Experience - A mecca for wine lovers
The region La Rioja is most famous for its wine-growing district of the same name, one of the most significant ones in the whole of Europe. Over 20,000 vine-growers produce their wine at the river Ebro and the towns Logroño and Haro. The tempranillo is the most important type of grape and is grown on over 60 percent of the cultivation area. Visitors can convince themselves of the quality of the region's wine by tasting it in over 500 wine cellars. Besides wine-growing, the food industry is one of the region's most important sources of income. Great areas of La Rioja's land are used for vegetable cultivation, for example of asparagus, peppers and artichokes. You find these - as well as other specialities like lamb, snails and mushrooms - on every menu. Meals are best ended with the sweet marzipan of the Sierra de Cameros and a glass of Rioja wine. Speaking of a glass of wine: a great wine fight (Batalla del Vino) takes places in the town Haro on the 29th of June every year. Other traditional celebrations in La Rioja are the Stilt Dancers Festival in Anguiano (Danza de los Zancos) and the Procession of the Hundred Maidens in Santo Domingo de la Calzada.
Activities - Experiencing wine-growing at first hand
Due to the popularity of La Rioja's wine-growing region, many leisure activities can be practised in the vineyards. It is possible to explore the vineyards accompanied by a guide on foot or by bike. In addition, you can go for a horseback ride through the region. A flight on a hot-air balloon as well as a tour by canoe or Jeep are other suitable ways of getting to know the Spanish wine-growing area. A particularly special activity is wine-growing for one day, which allows you to assume the role of a wine grower. Many wine lovers' dreams come true when they watch and take part in the grape harvest, pruning, leaf management and bottling. Besides these vineyard activities, travellers can go hiking, riding, climbing, mountain biking, fishing, mountaineering, paragliding and canoeing in the region's beautiful forests and valleys. Winter sports are possible in the snowy mountainous regions from October to the end of May.
The quickest way of reaching La Rioja is by plane. The local airline Iberia offers flights from Madrid to Logroño. A rental car or the train are great means of travelling within La Rioja.
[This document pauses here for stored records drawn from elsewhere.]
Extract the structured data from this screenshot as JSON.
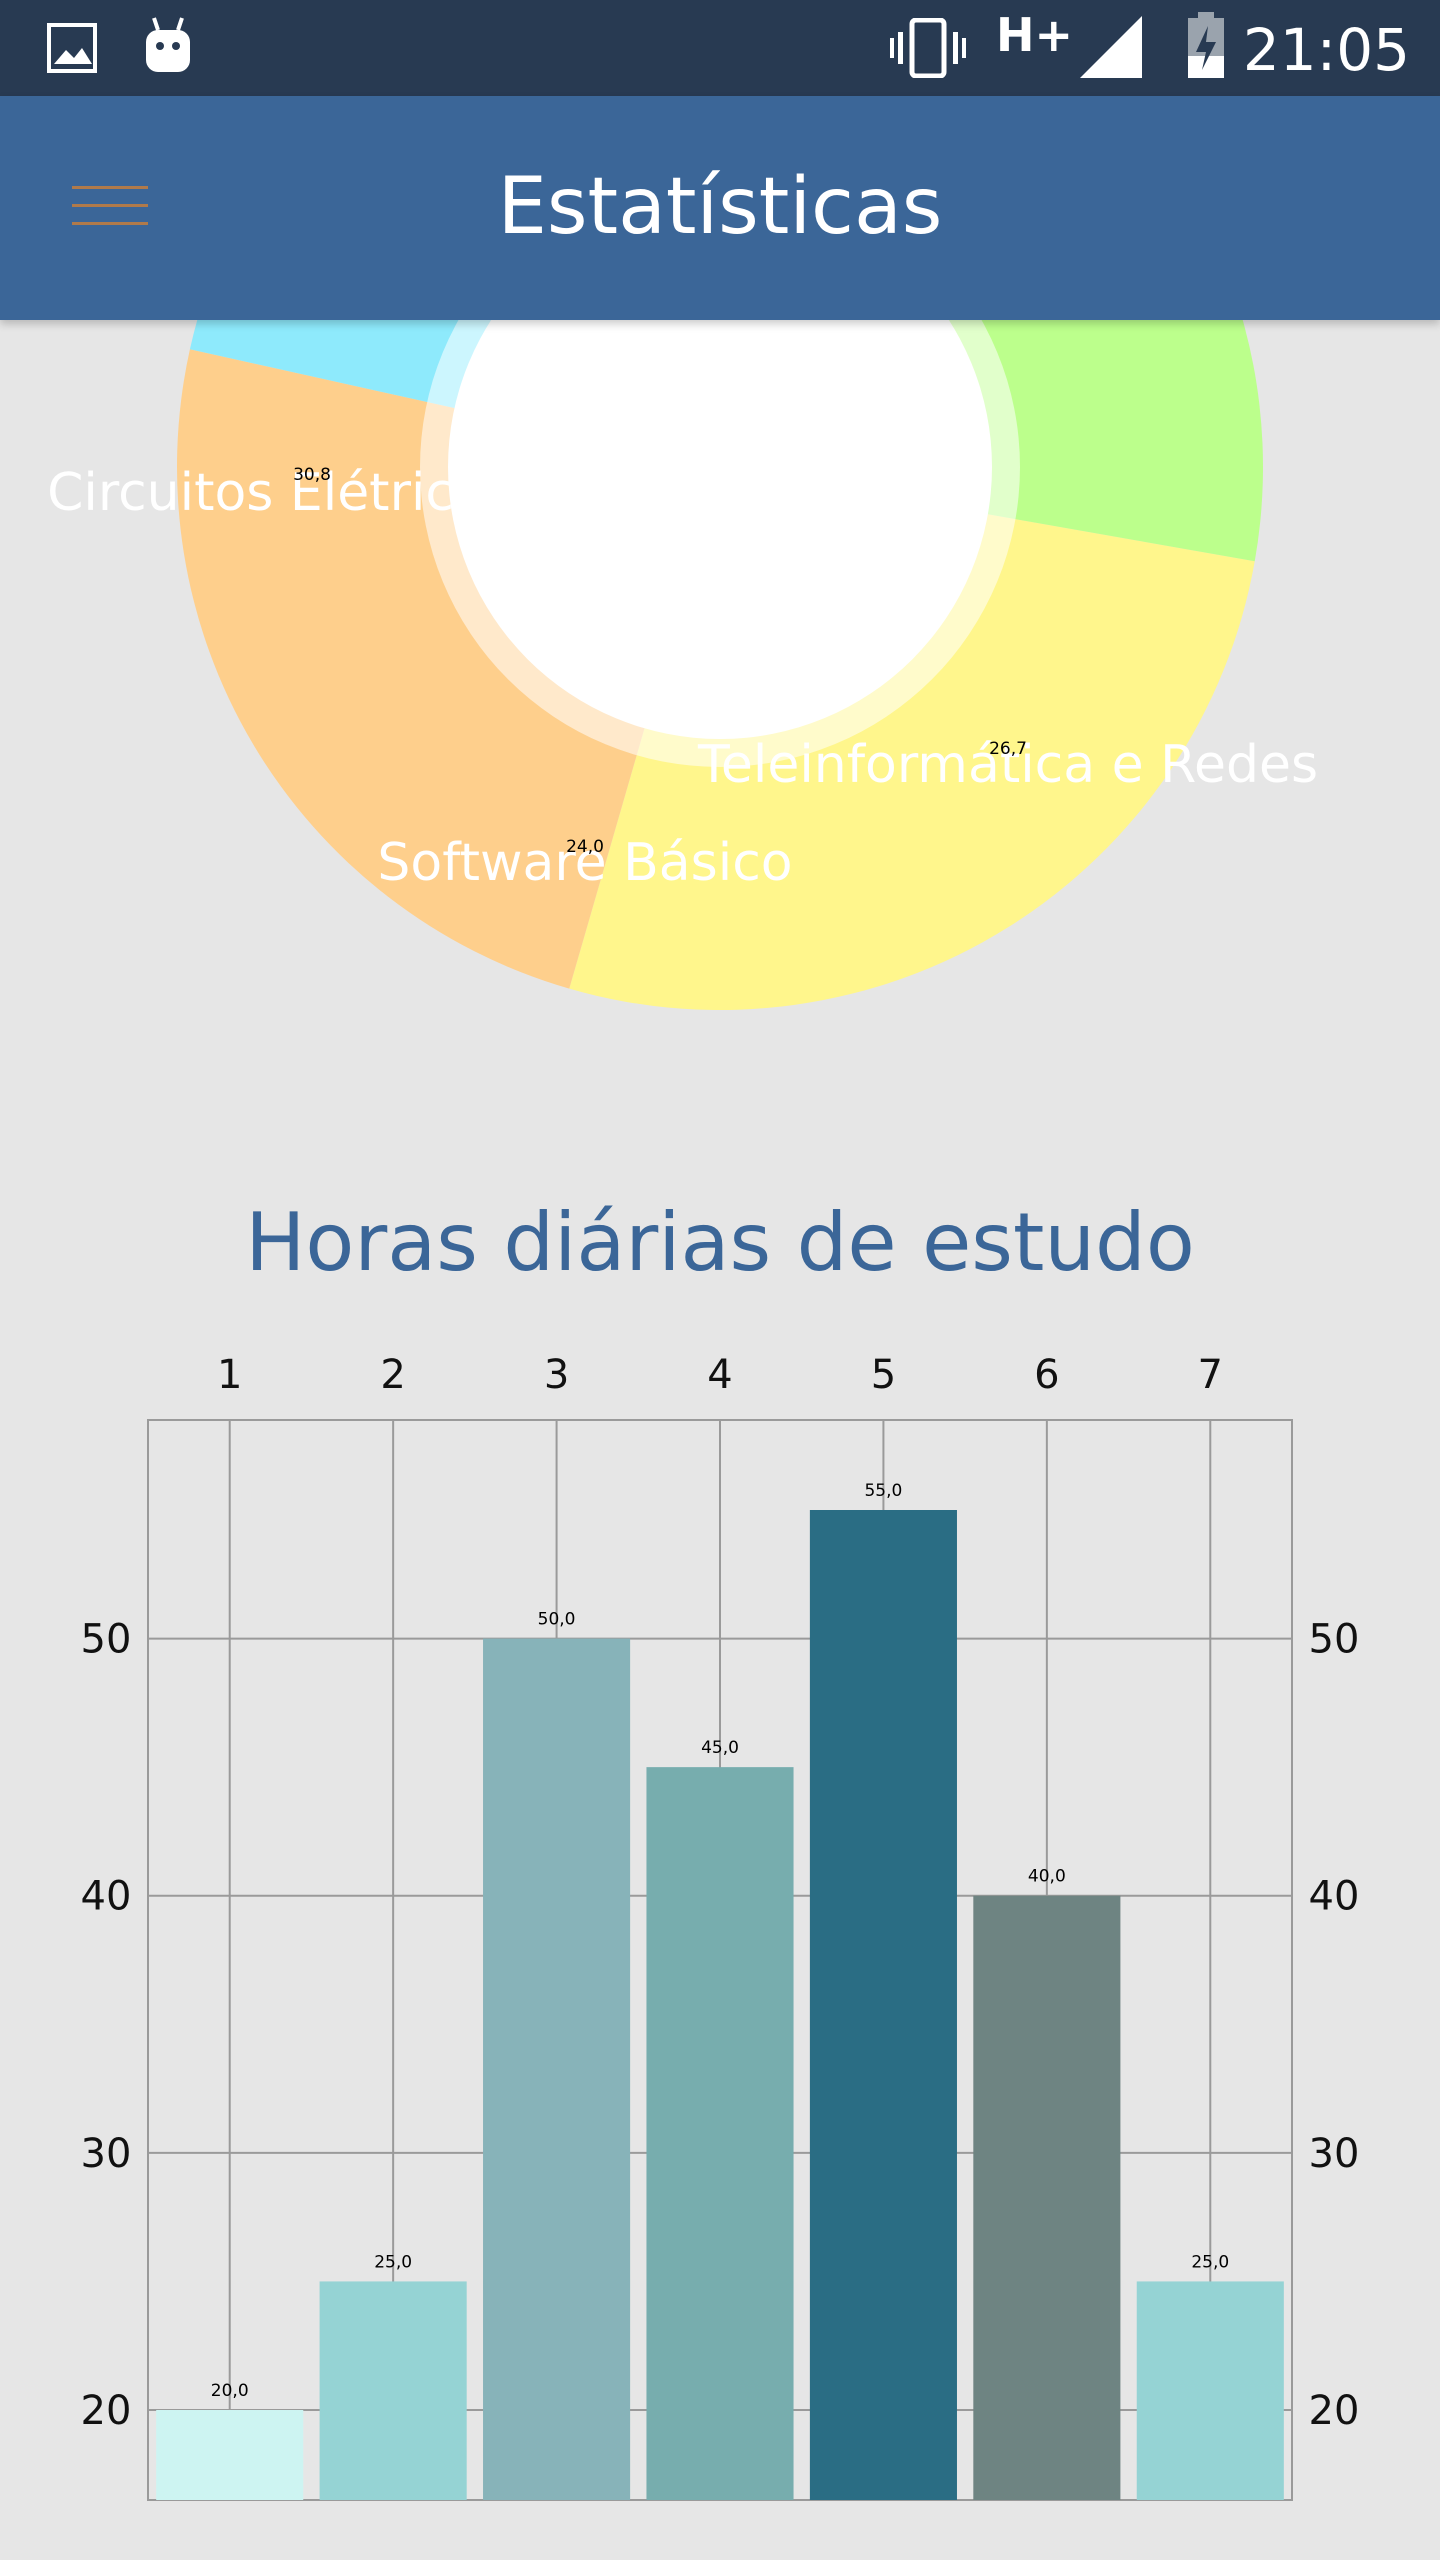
{
  "status_bar": {
    "time": "21:05",
    "network": "H+",
    "icons": [
      "image-icon",
      "android-icon",
      "vibrate-icon",
      "signal-icon",
      "battery-charging-icon"
    ]
  },
  "app_bar": {
    "title": "Estatísticas",
    "menu_icon": "hamburger-menu-icon"
  },
  "donut": {
    "type": "pie",
    "slices": [
      {
        "label": "Circuitos Elétricos",
        "value": 30.8,
        "value_label": "30,8",
        "color": "#8eeafc"
      },
      {
        "label": "Software Básico",
        "value": 24.0,
        "value_label": "24,0",
        "color": "#fecf8c"
      },
      {
        "label": "Teleinformática e Redes",
        "value": 26.7,
        "value_label": "26,7",
        "color": "#fff68c"
      },
      {
        "label": "",
        "value": 18.5,
        "value_label": "",
        "color": "#bcff8c"
      }
    ]
  },
  "bar_section": {
    "title": "Horas diárias de estudo"
  },
  "chart_data": {
    "type": "bar",
    "title": "Horas diárias de estudo",
    "categories": [
      "1",
      "2",
      "3",
      "4",
      "5",
      "6",
      "7"
    ],
    "values": [
      20,
      25,
      50,
      45,
      55,
      40,
      25
    ],
    "value_labels": [
      "20,0",
      "25,0",
      "50,0",
      "45,0",
      "55,0",
      "40,0",
      "25,0"
    ],
    "colors": [
      "#cdf4f2",
      "#95d3d4",
      "#87b3b9",
      "#77adae",
      "#2a6d84",
      "#6e8482",
      "#95d3d4"
    ],
    "y_ticks": [
      "20",
      "30",
      "40",
      "50"
    ],
    "y_min_visible": 16.5,
    "y_max_visible": 58.5,
    "grid": true,
    "x_axis_position": "top",
    "y_axis": "both-sides"
  }
}
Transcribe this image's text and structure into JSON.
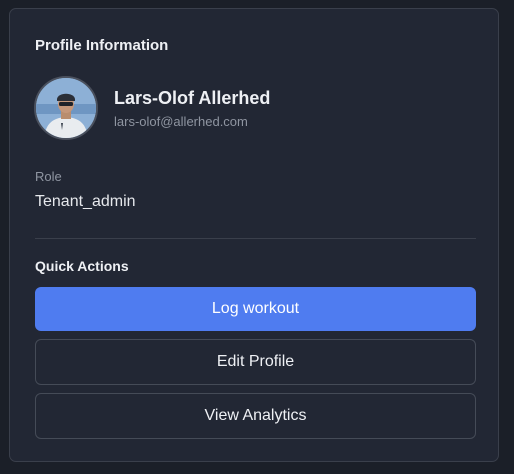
{
  "profile": {
    "section_title": "Profile Information",
    "avatar_icon": "user-photo-avatar",
    "name": "Lars-Olof Allerhed",
    "email": "lars-olof@allerhed.com",
    "role_label": "Role",
    "role_value": "Tenant_admin"
  },
  "quick_actions": {
    "title": "Quick Actions",
    "buttons": [
      {
        "label": "Log workout",
        "variant": "primary"
      },
      {
        "label": "Edit Profile",
        "variant": "outline"
      },
      {
        "label": "View Analytics",
        "variant": "outline"
      }
    ]
  },
  "colors": {
    "background": "#1b1f28",
    "card": "#222734",
    "accent": "#4f7cf0",
    "muted_text": "#8f95a1"
  }
}
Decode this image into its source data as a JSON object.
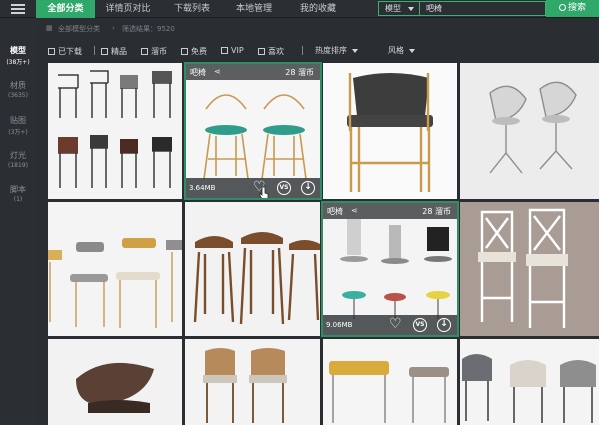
{
  "topbar": {
    "tabs": [
      {
        "label": "全部分类",
        "active": true
      },
      {
        "label": "详情页对比",
        "active": false
      },
      {
        "label": "下载列表",
        "active": false
      },
      {
        "label": "本地管理",
        "active": false
      },
      {
        "label": "我的收藏",
        "active": false
      }
    ],
    "search_type": "模型",
    "search_value": "吧椅",
    "search_button": "搜索"
  },
  "sidebar": {
    "items": [
      {
        "label": "模型",
        "count": "(38万+)",
        "active": true
      },
      {
        "label": "材质",
        "count": "(3635)",
        "active": false
      },
      {
        "label": "贴图",
        "count": "(3万+)",
        "active": false
      },
      {
        "label": "灯光",
        "count": "(1819)",
        "active": false
      },
      {
        "label": "脚本",
        "count": "(1)",
        "active": false
      }
    ]
  },
  "breadcrumb": {
    "path": "全部模型分类",
    "result_label": "筛选结果：9520"
  },
  "filters": {
    "checkboxes": [
      {
        "label": "已下载"
      },
      {
        "label": "精品"
      },
      {
        "label": "溜币"
      },
      {
        "label": "免费"
      },
      {
        "label": "VIP"
      },
      {
        "label": "喜欢"
      }
    ],
    "sort_label": "热度排序",
    "style_label": "风格"
  },
  "cards": {
    "card2": {
      "name": "吧椅",
      "price": "28 溜币",
      "size": "3.64MB",
      "vs": "VS"
    },
    "card8": {
      "name": "吧椅",
      "price": "28 溜币",
      "size": "9.06MB",
      "vs": "VS"
    }
  },
  "colors": {
    "accent": "#2fa86a",
    "dark_bg": "#2a2d31",
    "highlight": "#2f8f62"
  }
}
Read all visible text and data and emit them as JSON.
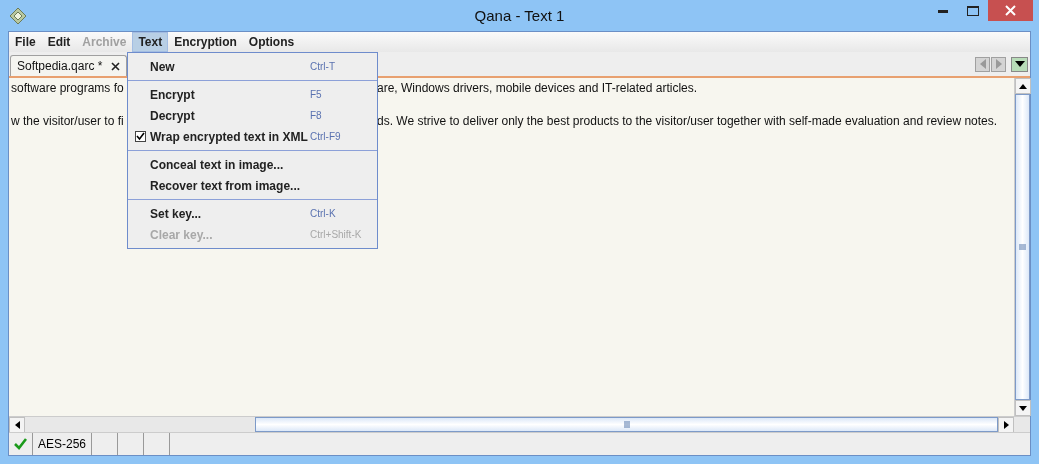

La Rioja is the ideal holiday destination for active wine lovers with its countless vineyards and wine cellars as well as its natural nativeness. Together with its authentic culture and history, the region offers the perfect conditions for idyllic and cultural holidays in the countryside.